   before delivery is better than accepting and bouncing them.

There is no such discussion in the Introduction, just the following:

   Further discussion highlighting the risks of generating MDNs and the
   benefits of protocol-level refusal can be found in [Joe-DoS].

This is the reference provided for [Joe-DOS]:

   [Joe-DoS]  "Mail Non-Delivery Message DDoS Attacks", 4 2004.

but I have no idea how to find that document.

I would encourage the authors to add a brief discussion describing why
rejecting messages before delivery is better than accepting and bouncing them.
There is some nice text in the Abstract that would be an excellent starting point.

(b) I thought the security considerations omitted two useful concepts.  

The first is that upgrading current implementation of reject and use of the new ereject
extension will help mitigate some of problems identified in RFC 3834.  (This document
simply notes that it doesn't make it worse.)

The second issue is the silent discard problem noted in my discuss.  Consider noting
that silent discard of legitimate messages constitutes denial of service and that
determination of a forged return-path should be performed very carefully (e.g., only
if the referenced algorithm is performed?).

(c) From Carl's review:

    The first paragraph of section 2.3 is confusing.  Why is a user
    interface allowed to silently upgrade from reject to ereject but other
    implementations are not?  Are silent downgrades OK, i.e., for cases
    where ereject is not supported?  

Perhaps this text means that sieve intrepreters cannot replace reject with ereject,
but tools that generate sieve scripts are free to switch to ereject if the descriptive
representation is still satisfied?  That would be conssitent with the remainder of 
section 2.3.

(d) from Carl's review:

  Reason text uses UTF-8 to align an SMTP language extension spec.  The
  reason text value may be inappropriate even if the client and server
  negotiate the use of an SMTP extension (i.e., a different language may
  be used by the client/server).  Should UTF-8 be used here without a
  normative reference to support it?    

(e) from Carl's review:

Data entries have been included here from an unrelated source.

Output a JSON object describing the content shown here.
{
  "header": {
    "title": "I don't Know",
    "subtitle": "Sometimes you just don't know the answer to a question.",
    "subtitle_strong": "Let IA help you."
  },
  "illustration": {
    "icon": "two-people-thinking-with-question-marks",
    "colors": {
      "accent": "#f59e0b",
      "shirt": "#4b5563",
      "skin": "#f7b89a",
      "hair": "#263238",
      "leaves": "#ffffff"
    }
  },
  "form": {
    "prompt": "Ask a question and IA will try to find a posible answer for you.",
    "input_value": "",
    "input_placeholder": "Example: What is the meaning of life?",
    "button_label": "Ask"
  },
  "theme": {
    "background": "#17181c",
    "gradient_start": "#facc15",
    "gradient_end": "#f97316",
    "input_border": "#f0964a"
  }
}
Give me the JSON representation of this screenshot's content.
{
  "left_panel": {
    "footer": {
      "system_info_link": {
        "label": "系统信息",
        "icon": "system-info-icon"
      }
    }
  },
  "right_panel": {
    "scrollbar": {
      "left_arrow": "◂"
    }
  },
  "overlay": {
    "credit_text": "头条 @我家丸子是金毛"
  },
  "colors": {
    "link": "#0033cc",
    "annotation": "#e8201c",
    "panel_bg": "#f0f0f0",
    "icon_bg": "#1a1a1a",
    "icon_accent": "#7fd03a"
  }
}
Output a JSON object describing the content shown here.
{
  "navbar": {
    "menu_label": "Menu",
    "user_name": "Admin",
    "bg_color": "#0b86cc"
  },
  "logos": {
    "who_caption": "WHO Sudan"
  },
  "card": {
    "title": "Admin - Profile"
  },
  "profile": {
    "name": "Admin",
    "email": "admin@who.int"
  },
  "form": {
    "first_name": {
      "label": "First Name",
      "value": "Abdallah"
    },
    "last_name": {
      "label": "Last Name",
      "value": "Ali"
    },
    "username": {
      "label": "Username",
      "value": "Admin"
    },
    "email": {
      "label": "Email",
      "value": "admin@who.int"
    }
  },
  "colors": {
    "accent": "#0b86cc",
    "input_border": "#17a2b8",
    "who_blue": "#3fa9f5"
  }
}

   There are some unexpanded acronyms, minimally MUA and MTA.

(Dan Romascanu) No Objection

(Mark Townsley) No Objection

(David Ward) No Objection

Magnus Westerlund No Objection